(Beginning of Working data)

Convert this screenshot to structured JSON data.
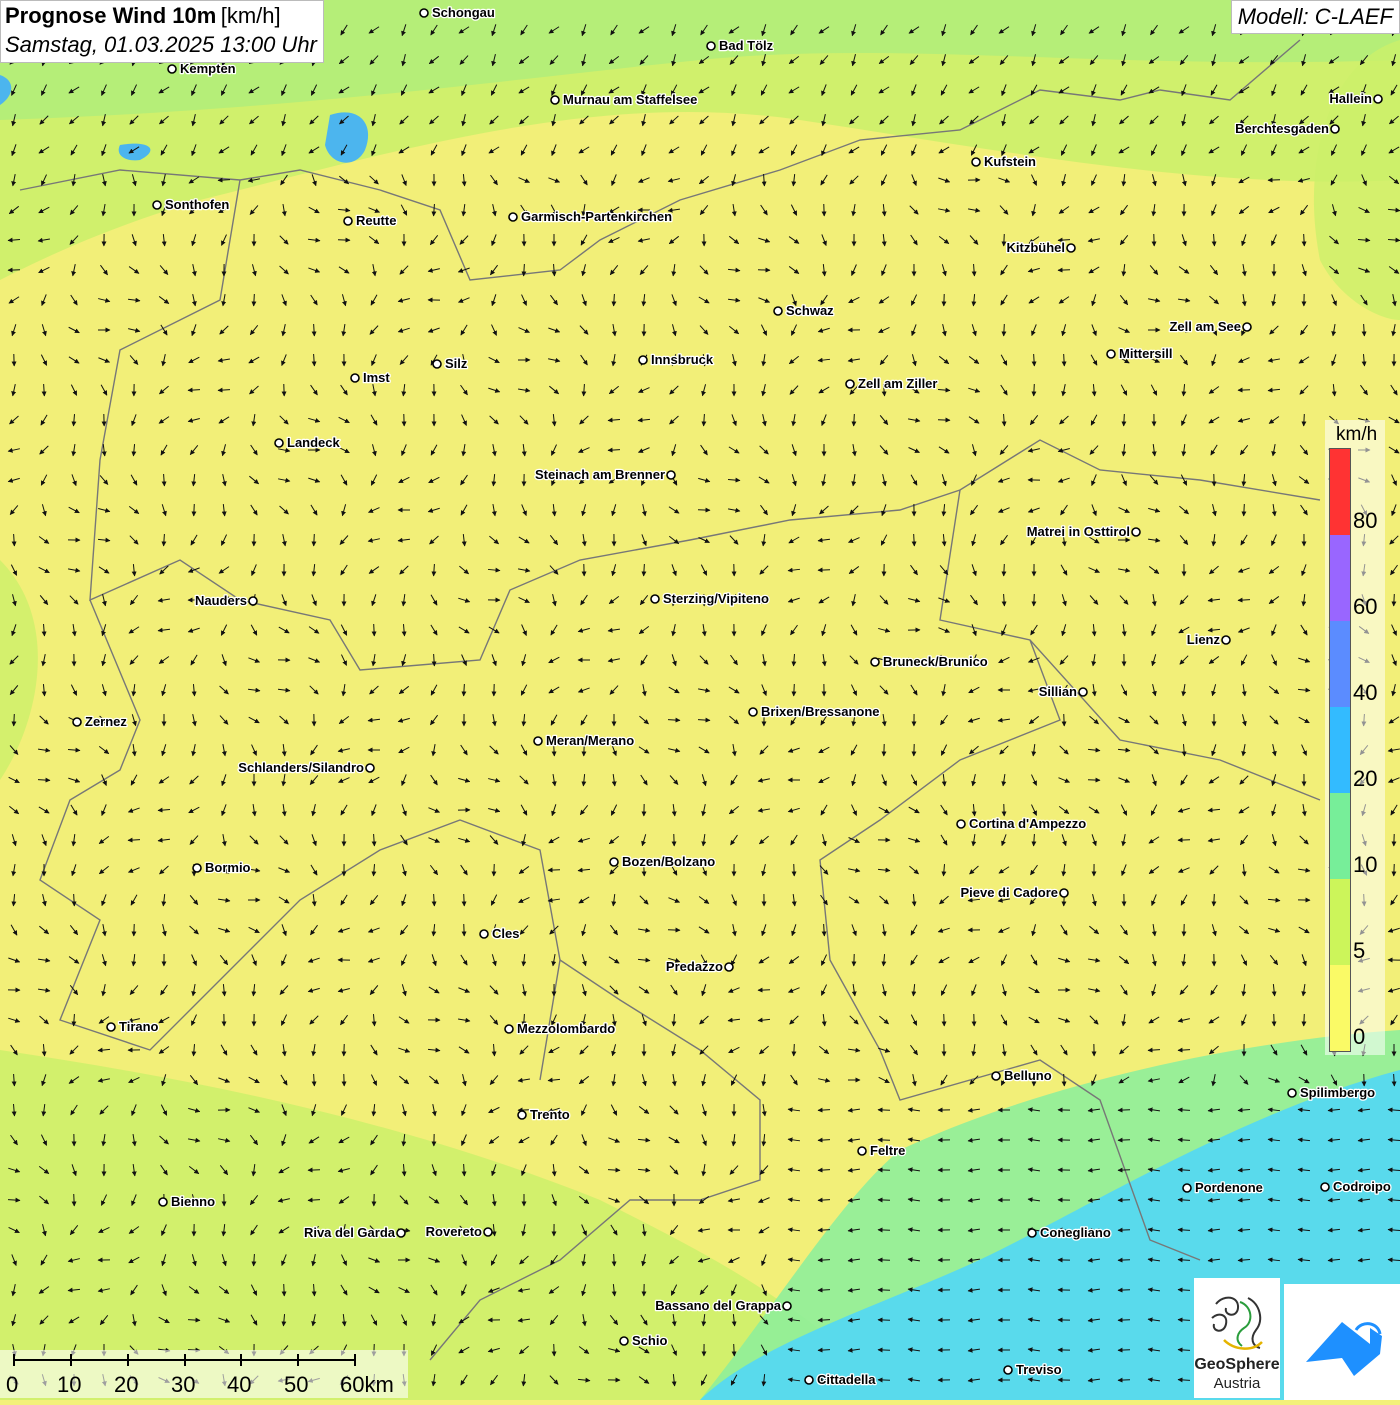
{
  "title": {
    "main": "Prognose Wind 10m",
    "unit": "[km/h]",
    "date": "Samstag, 01.03.2025 13:00 Uhr"
  },
  "model": "Modell: C-LAEF",
  "legend": {
    "unit": "km/h",
    "ticks": [
      "80",
      "60",
      "40",
      "20",
      "10",
      "5",
      "0"
    ],
    "colors": [
      "#ff3333",
      "#9966ff",
      "#5b8cff",
      "#33bbff",
      "#77ee99",
      "#ccf55a",
      "#fafa66"
    ]
  },
  "scalebar": {
    "labels": [
      "0",
      "10",
      "20",
      "30",
      "40",
      "50",
      "60km"
    ]
  },
  "logo": {
    "line1": "GeoSphere",
    "line2": "Austria"
  },
  "cities": [
    {
      "name": "Schongau"
    },
    {
      "name": "Kempten"
    },
    {
      "name": "Bad Tölz"
    },
    {
      "name": "Murnau am Staffelsee"
    },
    {
      "name": "Hallein"
    },
    {
      "name": "Berchtesgaden"
    },
    {
      "name": "Kufstein"
    },
    {
      "name": "Sonthofen"
    },
    {
      "name": "Reutte"
    },
    {
      "name": "Garmisch-Partenkirchen"
    },
    {
      "name": "Kitzbühel"
    },
    {
      "name": "Schwaz"
    },
    {
      "name": "Zell am See"
    },
    {
      "name": "Mittersill"
    },
    {
      "name": "Silz"
    },
    {
      "name": "Innsbruck"
    },
    {
      "name": "Imst"
    },
    {
      "name": "Zell am Ziller"
    },
    {
      "name": "Landeck"
    },
    {
      "name": "Steinach am Brenner"
    },
    {
      "name": "Matrei in Osttirol"
    },
    {
      "name": "Nauders"
    },
    {
      "name": "Sterzing/Vipiteno"
    },
    {
      "name": "Lienz"
    },
    {
      "name": "Bruneck/Brunico"
    },
    {
      "name": "Sillian"
    },
    {
      "name": "Zernez"
    },
    {
      "name": "Brixen/Bressanone"
    },
    {
      "name": "Meran/Merano"
    },
    {
      "name": "Schlanders/Silandro"
    },
    {
      "name": "Cortina d'Ampezzo"
    },
    {
      "name": "Bozen/Bolzano"
    },
    {
      "name": "Bormio"
    },
    {
      "name": "Pieve di Cadore"
    },
    {
      "name": "Cles"
    },
    {
      "name": "Predazzo"
    },
    {
      "name": "Tirano"
    },
    {
      "name": "Mezzolombardo"
    },
    {
      "name": "Belluno"
    },
    {
      "name": "Spilimbergo"
    },
    {
      "name": "Trento"
    },
    {
      "name": "Feltre"
    },
    {
      "name": "Pordenone"
    },
    {
      "name": "Codroipo"
    },
    {
      "name": "Bienno"
    },
    {
      "name": "Riva del Garda"
    },
    {
      "name": "Rovereto"
    },
    {
      "name": "Conegliano"
    },
    {
      "name": "Bassano del Grappa"
    },
    {
      "name": "Schio"
    },
    {
      "name": "Treviso"
    },
    {
      "name": "Cittadella"
    }
  ]
}
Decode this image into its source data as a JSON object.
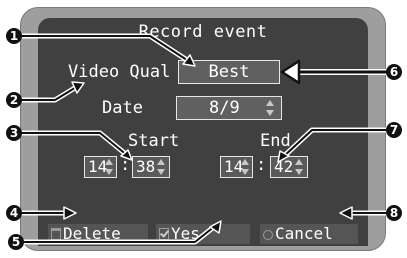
{
  "dialog": {
    "title": "Record event",
    "video_quality": {
      "label": "Video Qual",
      "value": "Best"
    },
    "date": {
      "label": "Date",
      "value": "8/9"
    },
    "start": {
      "label": "Start",
      "hour": "14",
      "minute": "38"
    },
    "end": {
      "label": "End",
      "hour": "14",
      "minute": "42"
    },
    "separator": ":",
    "buttons": {
      "delete": "Delete",
      "yes": "Yes",
      "cancel": "Cancel"
    }
  },
  "callouts": [
    "1",
    "2",
    "3",
    "4",
    "5",
    "6",
    "7",
    "8"
  ]
}
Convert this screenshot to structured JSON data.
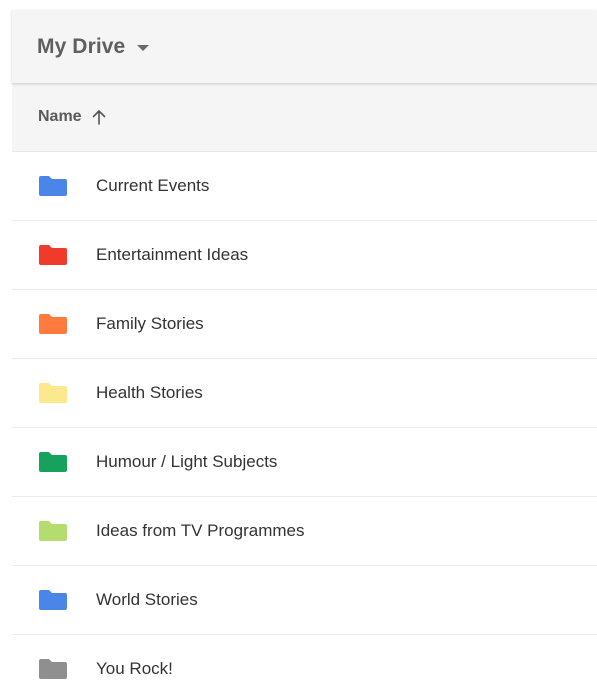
{
  "header": {
    "title": "My Drive",
    "dropdown_icon": "caret-down-icon"
  },
  "column_header": {
    "label": "Name",
    "sort_icon": "arrow-up-icon"
  },
  "folders": [
    {
      "name": "Current Events",
      "color": "#4a86e8",
      "icon": "folder-icon"
    },
    {
      "name": "Entertainment Ideas",
      "color": "#f03b2a",
      "icon": "folder-icon"
    },
    {
      "name": "Family Stories",
      "color": "#ff7a3d",
      "icon": "folder-icon"
    },
    {
      "name": "Health Stories",
      "color": "#fce98e",
      "icon": "folder-icon"
    },
    {
      "name": "Humour / Light Subjects",
      "color": "#16a15c",
      "icon": "folder-icon"
    },
    {
      "name": "Ideas from TV Programmes",
      "color": "#b5dc6e",
      "icon": "folder-icon"
    },
    {
      "name": "World Stories",
      "color": "#4a86e8",
      "icon": "folder-icon"
    },
    {
      "name": "You Rock!",
      "color": "#8f8f8f",
      "icon": "folder-icon"
    }
  ]
}
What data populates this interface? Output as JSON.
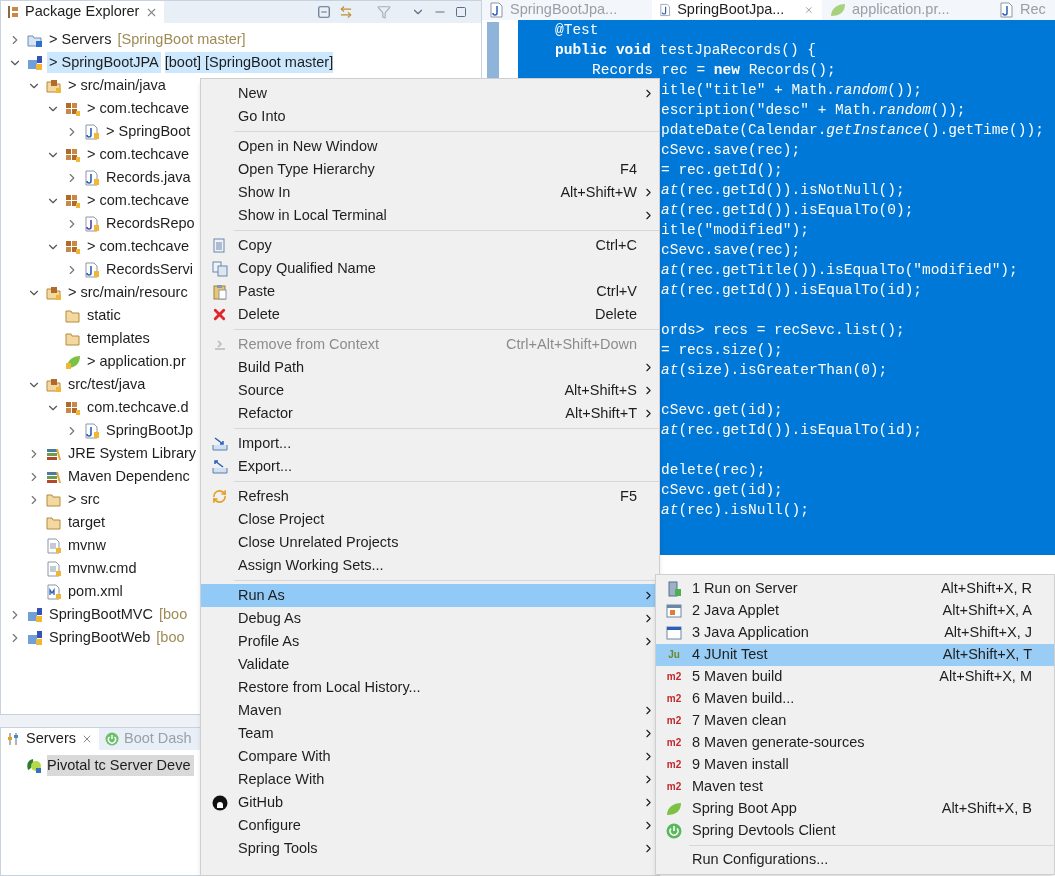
{
  "package_explorer": {
    "title": "Package Explorer",
    "tree": [
      {
        "label": "> Servers",
        "suffix": "[SpringBoot master]",
        "kind": "server-project",
        "expanded": false,
        "selected": false
      },
      {
        "label": "> SpringBootJPA",
        "suffix": "[boot] [SpringBoot master]",
        "kind": "project",
        "expanded": true,
        "selected": true,
        "children": [
          {
            "label": "> src/main/java",
            "kind": "source-folder",
            "expanded": true,
            "selected": false,
            "children": [
              {
                "label": "> com.techcave",
                "kind": "package",
                "expanded": true,
                "selected": false,
                "children": [
                  {
                    "label": "> SpringBoot",
                    "kind": "java-class",
                    "expanded": false,
                    "selected": false
                  }
                ]
              },
              {
                "label": "> com.techcave",
                "kind": "package",
                "expanded": true,
                "selected": false,
                "children": [
                  {
                    "label": "Records.java",
                    "kind": "java-file",
                    "expanded": false,
                    "selected": false
                  }
                ]
              },
              {
                "label": "> com.techcave",
                "kind": "package",
                "expanded": true,
                "selected": false,
                "children": [
                  {
                    "label": "RecordsRepo",
                    "kind": "java-interface",
                    "expanded": false,
                    "selected": false
                  }
                ]
              },
              {
                "label": "> com.techcave",
                "kind": "package",
                "expanded": true,
                "selected": false,
                "children": [
                  {
                    "label": "RecordsServi",
                    "kind": "java-class",
                    "expanded": false,
                    "selected": false
                  }
                ]
              }
            ]
          },
          {
            "label": "> src/main/resourc",
            "kind": "source-folder",
            "expanded": true,
            "selected": false,
            "children": [
              {
                "label": "static",
                "kind": "folder",
                "selected": false
              },
              {
                "label": "templates",
                "kind": "folder",
                "selected": false
              },
              {
                "label": "> application.pr",
                "kind": "properties",
                "selected": false
              }
            ]
          },
          {
            "label": "src/test/java",
            "kind": "source-folder",
            "expanded": true,
            "selected": false,
            "children": [
              {
                "label": "com.techcave.d",
                "kind": "package",
                "expanded": true,
                "selected": false,
                "children": [
                  {
                    "label": "SpringBootJp",
                    "kind": "java-file",
                    "expanded": false,
                    "selected": false
                  }
                ]
              }
            ]
          },
          {
            "label": "JRE System Library",
            "kind": "library",
            "expanded": false,
            "selected": false
          },
          {
            "label": "Maven Dependenc",
            "kind": "library",
            "expanded": false,
            "selected": false
          },
          {
            "label": "> src",
            "kind": "folder",
            "expanded": false,
            "selected": false
          },
          {
            "label": "target",
            "kind": "folder",
            "selected": false
          },
          {
            "label": "mvnw",
            "kind": "file",
            "selected": false
          },
          {
            "label": "mvnw.cmd",
            "kind": "file",
            "selected": false
          },
          {
            "label": "pom.xml",
            "kind": "xml-file",
            "selected": false
          }
        ]
      },
      {
        "label": "SpringBootMVC",
        "suffix": "[boo",
        "kind": "project",
        "expanded": false,
        "selected": false
      },
      {
        "label": "SpringBootWeb",
        "suffix": "[boo",
        "kind": "project",
        "expanded": false,
        "selected": false
      }
    ]
  },
  "servers_panel": {
    "tabs": [
      {
        "label": "Servers",
        "selected": true
      },
      {
        "label": "Boot Dash",
        "selected": false
      }
    ],
    "rows": [
      {
        "label": "Pivotal tc Server Deve",
        "selected": true
      }
    ]
  },
  "editor": {
    "tabs": [
      {
        "label": "SpringBootJpa...",
        "kind": "java",
        "selected": false
      },
      {
        "label": "SpringBootJpa...",
        "kind": "java",
        "selected": true
      },
      {
        "label": "application.pr...",
        "kind": "properties",
        "selected": false
      },
      {
        "label": "Rec",
        "kind": "java",
        "selected": false
      }
    ],
    "lines": [
      {
        "kind": "method",
        "text": "@Test"
      },
      {
        "kind": "method",
        "text": "**public** **void** testJpaRecords() {"
      },
      {
        "kind": "body",
        "text": "Records rec = **new** Records();"
      },
      {
        "kind": "clipped",
        "text": "itle(\"title\" + Math.*random*());"
      },
      {
        "kind": "clipped",
        "text": "escription(\"desc\" + Math.*random*());"
      },
      {
        "kind": "clipped",
        "text": "pdateDate(Calendar.*getInstance*().getTime());"
      },
      {
        "kind": "clipped",
        "text": "cSevc.save(rec);"
      },
      {
        "kind": "clipped",
        "text": "= rec.getId();"
      },
      {
        "kind": "clipped",
        "text": "*at*(rec.getId()).isNotNull();"
      },
      {
        "kind": "clipped",
        "text": "*at*(rec.getId()).isEqualTo(0);"
      },
      {
        "kind": "clipped",
        "text": "itle(\"modified\");"
      },
      {
        "kind": "clipped",
        "text": "cSevc.save(rec);"
      },
      {
        "kind": "clipped",
        "text": "*at*(rec.getTitle()).isEqualTo(\"modified\");"
      },
      {
        "kind": "clipped",
        "text": "*at*(rec.getId()).isEqualTo(id);"
      },
      {
        "kind": "blank"
      },
      {
        "kind": "clipped",
        "text": "ords> recs = recSevc.list();"
      },
      {
        "kind": "clipped",
        "text": "= recs.size();"
      },
      {
        "kind": "clipped",
        "text": "*at*(size).isGreaterThan(0);"
      },
      {
        "kind": "blank"
      },
      {
        "kind": "clipped",
        "text": "cSevc.get(id);"
      },
      {
        "kind": "clipped",
        "text": "*at*(rec.getId()).isEqualTo(id);"
      },
      {
        "kind": "blank"
      },
      {
        "kind": "clipped",
        "text": "delete(rec);"
      },
      {
        "kind": "clipped",
        "text": "cSevc.get(id);"
      },
      {
        "kind": "clipped",
        "text": "*at*(rec).isNull();"
      }
    ]
  },
  "context_menu": {
    "groups": [
      {
        "items": [
          {
            "label": "New",
            "kind": "plain",
            "submenu": true,
            "selected": false,
            "disabled": false
          },
          {
            "label": "Go Into",
            "kind": "plain",
            "submenu": false,
            "selected": false,
            "disabled": false
          }
        ]
      },
      {
        "items": [
          {
            "label": "Open in New Window",
            "kind": "plain",
            "submenu": false,
            "selected": false,
            "disabled": false
          },
          {
            "label": "Open Type Hierarchy",
            "shortcut": "F4",
            "kind": "plain",
            "submenu": false,
            "selected": false,
            "disabled": false
          },
          {
            "label": "Show In",
            "shortcut": "Alt+Shift+W",
            "kind": "plain",
            "submenu": true,
            "selected": false,
            "disabled": false
          },
          {
            "label": "Show in Local Terminal",
            "kind": "plain",
            "submenu": true,
            "selected": false,
            "disabled": false
          }
        ]
      },
      {
        "items": [
          {
            "label": "Copy",
            "shortcut": "Ctrl+C",
            "kind": "copy",
            "submenu": false,
            "selected": false,
            "disabled": false
          },
          {
            "label": "Copy Qualified Name",
            "kind": "copy-name",
            "submenu": false,
            "selected": false,
            "disabled": false
          },
          {
            "label": "Paste",
            "shortcut": "Ctrl+V",
            "kind": "paste",
            "submenu": false,
            "selected": false,
            "disabled": false
          },
          {
            "label": "Delete",
            "shortcut": "Delete",
            "kind": "delete",
            "submenu": false,
            "selected": false,
            "disabled": false
          }
        ]
      },
      {
        "items": [
          {
            "label": "Remove from Context",
            "shortcut": "Ctrl+Alt+Shift+Down",
            "kind": "remove",
            "submenu": false,
            "selected": false,
            "disabled": true
          },
          {
            "label": "Build Path",
            "kind": "plain",
            "submenu": true,
            "selected": false,
            "disabled": false
          },
          {
            "label": "Source",
            "shortcut": "Alt+Shift+S",
            "kind": "plain",
            "submenu": true,
            "selected": false,
            "disabled": false
          },
          {
            "label": "Refactor",
            "shortcut": "Alt+Shift+T",
            "kind": "plain",
            "submenu": true,
            "selected": false,
            "disabled": false
          }
        ]
      },
      {
        "items": [
          {
            "label": "Import...",
            "kind": "import",
            "submenu": false,
            "selected": false,
            "disabled": false
          },
          {
            "label": "Export...",
            "kind": "export",
            "submenu": false,
            "selected": false,
            "disabled": false
          }
        ]
      },
      {
        "items": [
          {
            "label": "Refresh",
            "shortcut": "F5",
            "kind": "refresh",
            "submenu": false,
            "selected": false,
            "disabled": false
          },
          {
            "label": "Close Project",
            "kind": "plain",
            "submenu": false,
            "selected": false,
            "disabled": false
          },
          {
            "label": "Close Unrelated Projects",
            "kind": "plain",
            "submenu": false,
            "selected": false,
            "disabled": false
          },
          {
            "label": "Assign Working Sets...",
            "kind": "plain",
            "submenu": false,
            "selected": false,
            "disabled": false
          }
        ]
      },
      {
        "items": [
          {
            "label": "Run As",
            "kind": "plain",
            "submenu": true,
            "selected": true,
            "disabled": false
          },
          {
            "label": "Debug As",
            "kind": "plain",
            "submenu": true,
            "selected": false,
            "disabled": false
          },
          {
            "label": "Profile As",
            "kind": "plain",
            "submenu": true,
            "selected": false,
            "disabled": false
          },
          {
            "label": "Validate",
            "kind": "plain",
            "submenu": false,
            "selected": false,
            "disabled": false
          },
          {
            "label": "Restore from Local History...",
            "kind": "plain",
            "submenu": false,
            "selected": false,
            "disabled": false
          },
          {
            "label": "Maven",
            "kind": "plain",
            "submenu": true,
            "selected": false,
            "disabled": false
          },
          {
            "label": "Team",
            "kind": "plain",
            "submenu": true,
            "selected": false,
            "disabled": false
          },
          {
            "label": "Compare With",
            "kind": "plain",
            "submenu": true,
            "selected": false,
            "disabled": false
          },
          {
            "label": "Replace With",
            "kind": "plain",
            "submenu": true,
            "selected": false,
            "disabled": false
          },
          {
            "label": "GitHub",
            "kind": "github",
            "submenu": true,
            "selected": false,
            "disabled": false
          },
          {
            "label": "Configure",
            "kind": "plain",
            "submenu": true,
            "selected": false,
            "disabled": false
          },
          {
            "label": "Spring Tools",
            "kind": "plain",
            "submenu": true,
            "selected": false,
            "disabled": false
          }
        ]
      }
    ]
  },
  "submenu": {
    "groups": [
      {
        "items": [
          {
            "label": "1 Run on Server",
            "shortcut": "Alt+Shift+X, R",
            "kind": "server",
            "selected": false
          },
          {
            "label": "2 Java Applet",
            "shortcut": "Alt+Shift+X, A",
            "kind": "applet",
            "selected": false
          },
          {
            "label": "3 Java Application",
            "shortcut": "Alt+Shift+X, J",
            "kind": "application",
            "selected": false
          },
          {
            "label": "4 JUnit Test",
            "shortcut": "Alt+Shift+X, T",
            "kind": "badge",
            "badge": "Ju",
            "selected": true
          },
          {
            "label": "5 Maven build",
            "shortcut": "Alt+Shift+X, M",
            "kind": "badge",
            "badge": "m2",
            "selected": false
          },
          {
            "label": "6 Maven build...",
            "kind": "badge",
            "badge": "m2",
            "selected": false
          },
          {
            "label": "7 Maven clean",
            "kind": "badge",
            "badge": "m2",
            "selected": false
          },
          {
            "label": "8 Maven generate-sources",
            "kind": "badge",
            "badge": "m2",
            "selected": false
          },
          {
            "label": "9 Maven install",
            "kind": "badge",
            "badge": "m2",
            "selected": false
          },
          {
            "label": "Maven test",
            "kind": "badge",
            "badge": "m2",
            "selected": false
          },
          {
            "label": "Spring Boot App",
            "shortcut": "Alt+Shift+X, B",
            "kind": "leaf",
            "selected": false
          },
          {
            "label": "Spring Devtools Client",
            "kind": "power",
            "selected": false
          }
        ]
      },
      {
        "items": [
          {
            "label": "Run Configurations...",
            "kind": "plain",
            "selected": false
          }
        ]
      }
    ]
  }
}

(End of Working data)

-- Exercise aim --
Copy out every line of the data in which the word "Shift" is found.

-- Answer to the exercise --
            "shortcut": "Alt+Shift+W",
            "shortcut": "Ctrl+Alt+Shift+Down",
            "shortcut": "Alt+Shift+S",
            "shortcut": "Alt+Shift+T",
            "shortcut": "Alt+Shift+X, R",
            "shortcut": "Alt+Shift+X, A",
            "shortcut": "Alt+Shift+X, J",
            "shortcut": "Alt+Shift+X, T",
            "shortcut": "Alt+Shift+X, M",
            "shortcut": "Alt+Shift+X, B",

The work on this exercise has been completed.